But something that occurred to me some years ago is that just because I don’t try to lose weight doesn’t mean I don’t have a body that looks and acts like a perpetually dieting body.  It also happens that I do have some irregular–though not intentionally so–eating habits.  I’m someone who forgets to eat breakfast and/or lunch, then wonders why I feel awful at 3 o’clock, remembers I haven’t eaten, grabs a fistful of cashews or a cheese stick and runs out the door again to pick up the kids from school.

It’s sort of ridiculous that I eat like this when I feed my kids so well.  Because I do.  I started them on organic formula that I had to order by the case because at the time our town had no retail source for it.  I proceeded to home-make their baby food out of locally grown organic arugula and other such healthy delights and I used to keep a checklist of their diets to make sure they got everything they needed daily.  I now have that checklist in my subconscious and can tell you at any given moment what they have had a lot of and what they could use now, in about 3-day nutrition cycles.  It’s not obsessive, it’s incorporated into my basic childcare rhythms now like a sense of when Selina last used the potty and ought to try to use it again is in the back of my potty-training mind.

But for myself, I have no such sense.  My body just screams “sugar!” or “protein” at me when I dip too low and I hit my head all Homer Simpson style and rush to the freezer for a defrostable snack.  So, realizing that while I am certainly not dieting, my doctor is nevertheless onto something, I made the chart above, ran off 6 months worth of it and have been trying to monitor my nutrition roughly by the food pyramid.

As you can see, it’s the fruits and vegetables that are a struggle.  I have a bizzaro allergy to raw vegetation and therefore can’t share an apple or banana with the kids without risking anaphylactic shock.  So while I keep a constant supply of whole fruits in the bottom of the fridge and dole them out to Nat and Selina a couple of times a day, I can’t do the same for myself.

I’ve been trying to drink more orange juice, grab a handful of raisins with my cashews now and then (“dried” = not raw), sprinkle frozen spinach (“frozen” = not raw) on my frozen pizza (the way I do for the kids–why not for myself???) and otherwise beef up my fruit/vegetable intake.  But I find that cheese is the easiest and most dominant item in my diet.  Not so good for a person with chronic sinus infection troubles.

Another thing I’ve noticed since doing this is just how awful empty calories are.  There are no records of the junk food I have eaten on that sheet up there, but if you see a day that’s entirely devoid of whole grain or any fruit and vegetables at all, it was probably the day I have donuts for breakfast, rather than multi-grain cereal with frozen blueberries.

This is all just to say that there is no danger of me ever becoming obese, and yet my health is awful.  I am probably ill for roughly 70% of the winter most years.  Sometimes, I’m in bed flat on my back for two weeks, but mostly I am walking around hacking and sniffling and feeling exhausted.  Guess what?  Skinny does not equal healthy.
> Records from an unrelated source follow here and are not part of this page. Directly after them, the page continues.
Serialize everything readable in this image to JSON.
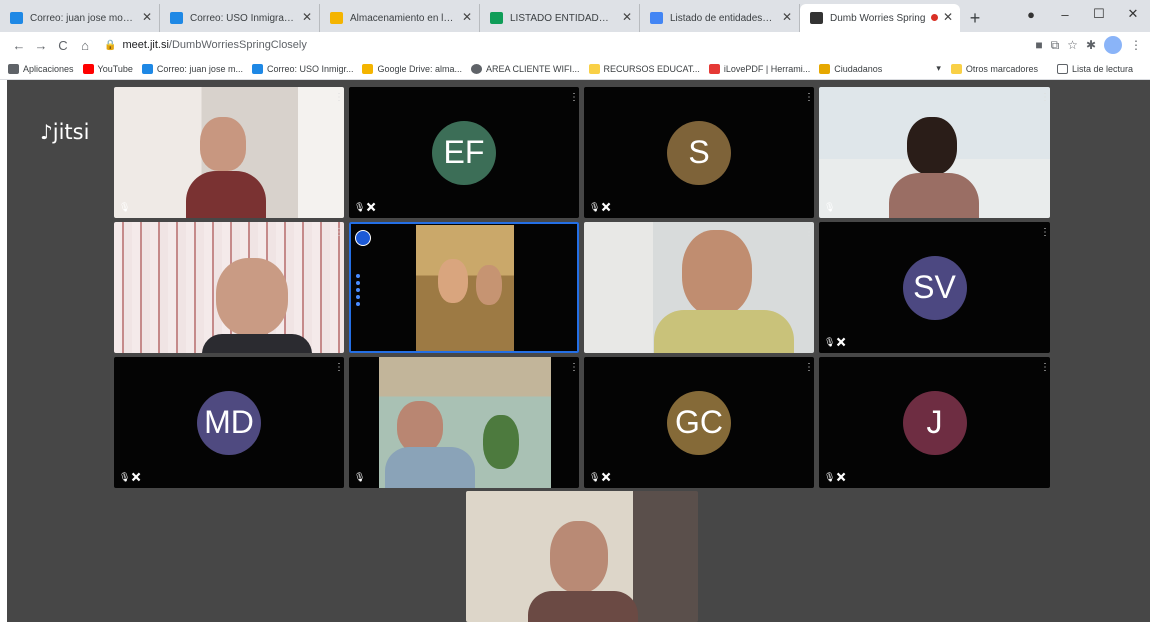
{
  "browser": {
    "tabs": [
      {
        "title": "Correo: juan jose moreno",
        "fav": "#1e88e5"
      },
      {
        "title": "Correo: USO Inmigracion",
        "fav": "#1e88e5"
      },
      {
        "title": "Almacenamiento en la nube",
        "fav": "#f4b400"
      },
      {
        "title": "LISTADO ENTIDADES PEHI",
        "fav": "#0f9d58"
      },
      {
        "title": "Listado de entidades PEHI",
        "fav": "#4285f4"
      },
      {
        "title": "Dumb Worries Spring",
        "fav": "#333333"
      }
    ],
    "new_tab": "+",
    "address": {
      "host": "meet.jit.si",
      "path": "/DumbWorriesSpringClosely"
    },
    "nav": {
      "back": "←",
      "forward": "→",
      "reload": "C",
      "home": "⌂"
    }
  },
  "bookmarks": {
    "items": [
      {
        "label": "Aplicaciones",
        "color": "#5f6368"
      },
      {
        "label": "YouTube",
        "color": "#ff0000"
      },
      {
        "label": "Correo: juan jose m...",
        "color": "#1e88e5"
      },
      {
        "label": "Correo: USO Inmigr...",
        "color": "#1e88e5"
      },
      {
        "label": "Google Drive: alma...",
        "color": "#f4b400"
      },
      {
        "label": "AREA CLIENTE WIFI...",
        "color": "#5f6368"
      },
      {
        "label": "RECURSOS EDUCAT...",
        "color": "#f9d046"
      },
      {
        "label": "iLovePDF | Herrami...",
        "color": "#e53935"
      },
      {
        "label": "Ciudadanos",
        "color": "#e6a800"
      }
    ],
    "other": "Otros marcadores",
    "reading_list": "Lista de lectura"
  },
  "meeting": {
    "logo": "jitsi",
    "participants": [
      {
        "initials": "EF",
        "color": "#3c6e57"
      },
      {
        "initials": "S",
        "color": "#7e6339"
      },
      {
        "initials": "SV",
        "color": "#4c4881"
      },
      {
        "initials": "MD",
        "color": "#4f4a80"
      },
      {
        "initials": "GC",
        "color": "#856a38"
      },
      {
        "initials": "J",
        "color": "#6e2d42"
      }
    ]
  }
}
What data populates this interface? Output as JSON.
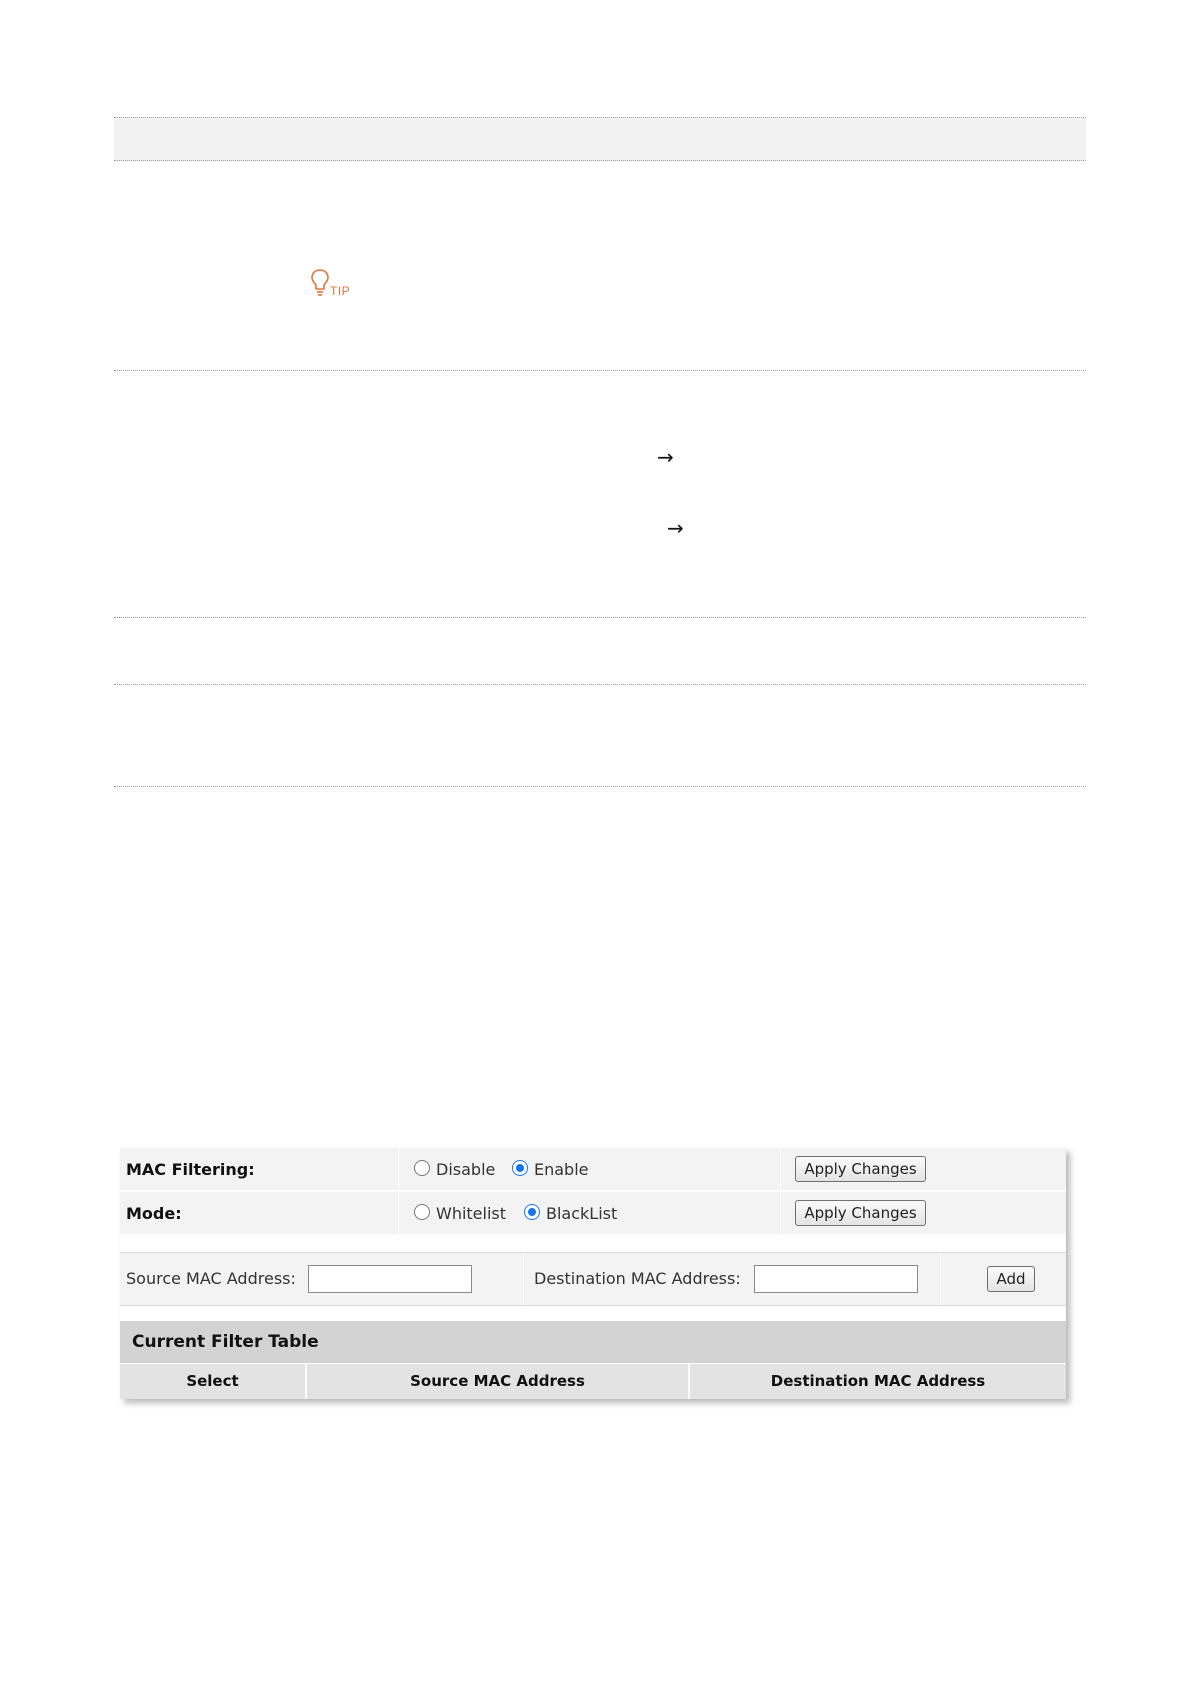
{
  "tip": {
    "label": "TIP",
    "icon": "lightbulb-icon",
    "color": "#e2733a"
  },
  "arrows": [
    "→",
    "→"
  ],
  "mac_filter": {
    "filtering_label": "MAC Filtering:",
    "filtering_options": [
      "Disable",
      "Enable"
    ],
    "filtering_selected": "Enable",
    "mode_label": "Mode:",
    "mode_options": [
      "Whitelist",
      "BlackList"
    ],
    "mode_selected": "BlackList",
    "apply_label": "Apply Changes",
    "source_label": "Source MAC Address:",
    "source_value": "",
    "destination_label": "Destination MAC Address:",
    "destination_value": "",
    "add_label": "Add",
    "table_title": "Current Filter Table",
    "columns": [
      "Select",
      "Source MAC Address",
      "Destination MAC Address"
    ],
    "accent_color": "#1a73e8"
  }
}
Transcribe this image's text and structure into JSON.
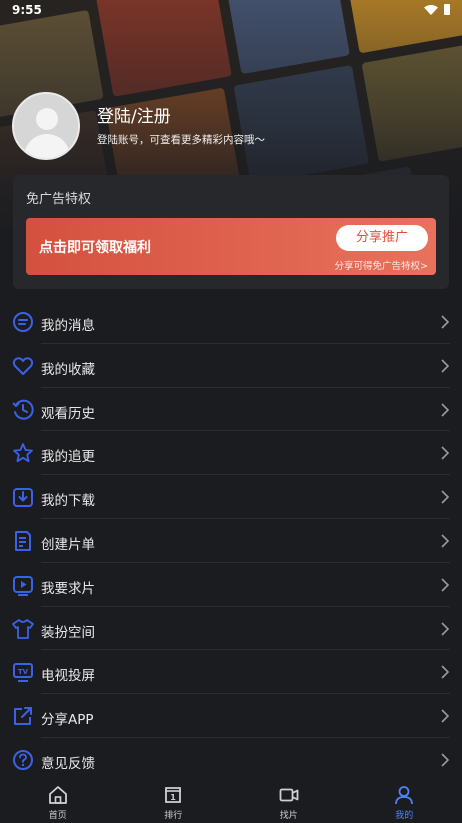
{
  "status_bar": {
    "time": "9:55"
  },
  "profile": {
    "name": "登陆/注册",
    "subtitle": "登陆账号，可查看更多精彩内容哦～"
  },
  "ad_card": {
    "title": "免广告特权",
    "banner_text": "点击即可领取福利",
    "button_label": "分享推广",
    "hint": "分享可得免广告特权>"
  },
  "menu": [
    {
      "label": "我的消息",
      "icon": "message-icon"
    },
    {
      "label": "我的收藏",
      "icon": "heart-icon"
    },
    {
      "label": "观看历史",
      "icon": "history-icon"
    },
    {
      "label": "我的追更",
      "icon": "star-icon"
    },
    {
      "label": "我的下载",
      "icon": "download-icon"
    },
    {
      "label": "创建片单",
      "icon": "playlist-icon"
    },
    {
      "label": "我要求片",
      "icon": "play-request-icon"
    },
    {
      "label": "装扮空间",
      "icon": "shirt-icon"
    },
    {
      "label": "电视投屏",
      "icon": "tv-cast-icon"
    },
    {
      "label": "分享APP",
      "icon": "share-icon"
    },
    {
      "label": "意见反馈",
      "icon": "feedback-icon"
    }
  ],
  "tabs": [
    {
      "label": "首页",
      "icon": "home-icon",
      "active": false
    },
    {
      "label": "排行",
      "icon": "ranking-icon",
      "active": false
    },
    {
      "label": "找片",
      "icon": "video-camera-icon",
      "active": false
    },
    {
      "label": "我的",
      "icon": "user-icon",
      "active": true
    }
  ],
  "colors": {
    "accent": "#4d84f5",
    "icon_blue": "#3b62e6",
    "banner_start": "#d4503f",
    "banner_end": "#e8725c",
    "background": "#1b1c20"
  }
}
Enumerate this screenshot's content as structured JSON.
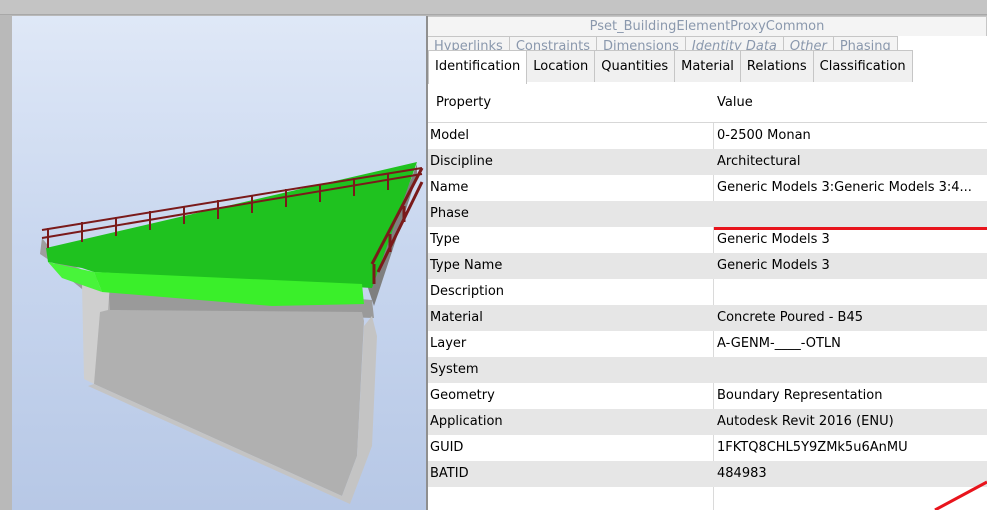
{
  "colors": {
    "accent_red": "#e8141c",
    "slab_green": "#1fc21f",
    "rail_maroon": "#7a1a1a"
  },
  "tabs": {
    "row_top": [
      "Pset_BuildingElementProxyCommon"
    ],
    "row_mid": [
      "Hyperlinks",
      "Constraints",
      "Dimensions",
      "Identity Data",
      "Other",
      "Phasing"
    ],
    "row_main": [
      "Identification",
      "Location",
      "Quantities",
      "Material",
      "Relations",
      "Classification"
    ],
    "active": "Identification"
  },
  "grid": {
    "headers": {
      "property": "Property",
      "value": "Value"
    },
    "rows": [
      {
        "property": "Model",
        "value": "0-2500 Monan"
      },
      {
        "property": "Discipline",
        "value": "Architectural"
      },
      {
        "property": "Name",
        "value": "Generic Models 3:Generic Models 3:4..."
      },
      {
        "property": "Phase",
        "value": ""
      },
      {
        "property": "Type",
        "value": "Generic Models 3"
      },
      {
        "property": "Type Name",
        "value": "Generic Models 3"
      },
      {
        "property": "Description",
        "value": ""
      },
      {
        "property": "Material",
        "value": "Concrete Poured - B45"
      },
      {
        "property": "Layer",
        "value": "A-GENM-____-OTLN"
      },
      {
        "property": "System",
        "value": ""
      },
      {
        "property": "Geometry",
        "value": "Boundary Representation"
      },
      {
        "property": "Application",
        "value": "Autodesk Revit 2016 (ENU)"
      },
      {
        "property": "GUID",
        "value": "1FKTQ8CHL5Y9ZMk5u6AnMU"
      },
      {
        "property": "BATID",
        "value": "484983"
      }
    ]
  }
}
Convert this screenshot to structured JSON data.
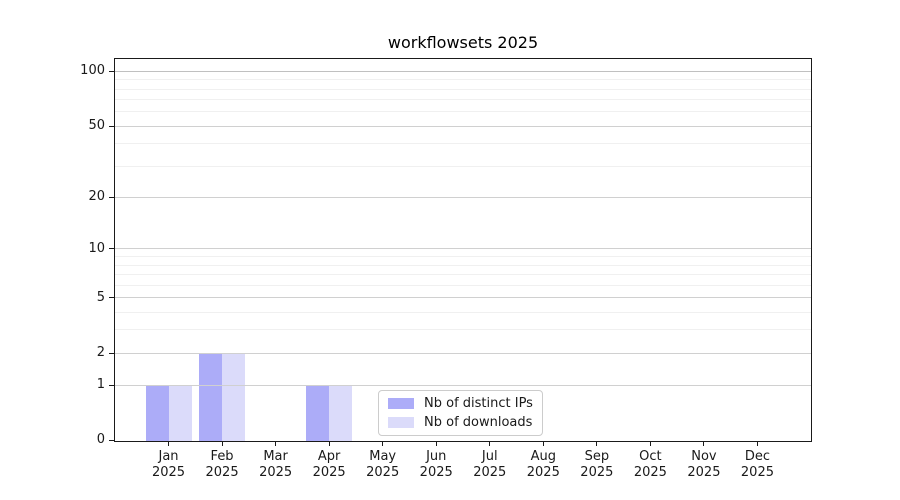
{
  "chart_data": {
    "type": "bar",
    "title": "workflowsets 2025",
    "x_tick_months": [
      "Jan",
      "Feb",
      "Mar",
      "Apr",
      "May",
      "Jun",
      "Jul",
      "Aug",
      "Sep",
      "Oct",
      "Nov",
      "Dec"
    ],
    "x_tick_year": "2025",
    "series": [
      {
        "name": "Nb of distinct IPs",
        "color": "#acacf8",
        "values": [
          1,
          2,
          0,
          1,
          0,
          0,
          0,
          0,
          0,
          0,
          0,
          0
        ]
      },
      {
        "name": "Nb of downloads",
        "color": "#dbdbfa",
        "values": [
          1,
          2,
          0,
          1,
          0,
          0,
          0,
          0,
          0,
          0,
          0,
          0
        ]
      }
    ],
    "y_scale": "log1p",
    "y_major_ticks": [
      0,
      1,
      2,
      5,
      10,
      20,
      50,
      100
    ],
    "y_minor_gridlines": [
      3,
      4,
      6,
      7,
      8,
      9,
      30,
      40,
      60,
      70,
      80,
      90
    ],
    "ylim": [
      0,
      117
    ],
    "grid": "horizontal",
    "legend_position": "inside lower center",
    "colors": {
      "spine": "#1a1a1a",
      "major_grid": "#d0d0d0",
      "minor_grid": "#f0f0f0",
      "top_grid": "#c0c0c0",
      "background": "#ffffff"
    }
  }
}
And I am weary of hearing how it does.  For more on this, see my latest post at BlogHer.

National Adoption Awareness Month: 10 Adoption Misconceptions

I promise I have a real post coming for you soon, but meanwhile, here’s my latest at BlogHer.

Is Anti-Bullying Curriculum a Foil for the Homosexual Agenda?

Find out at BlogHer.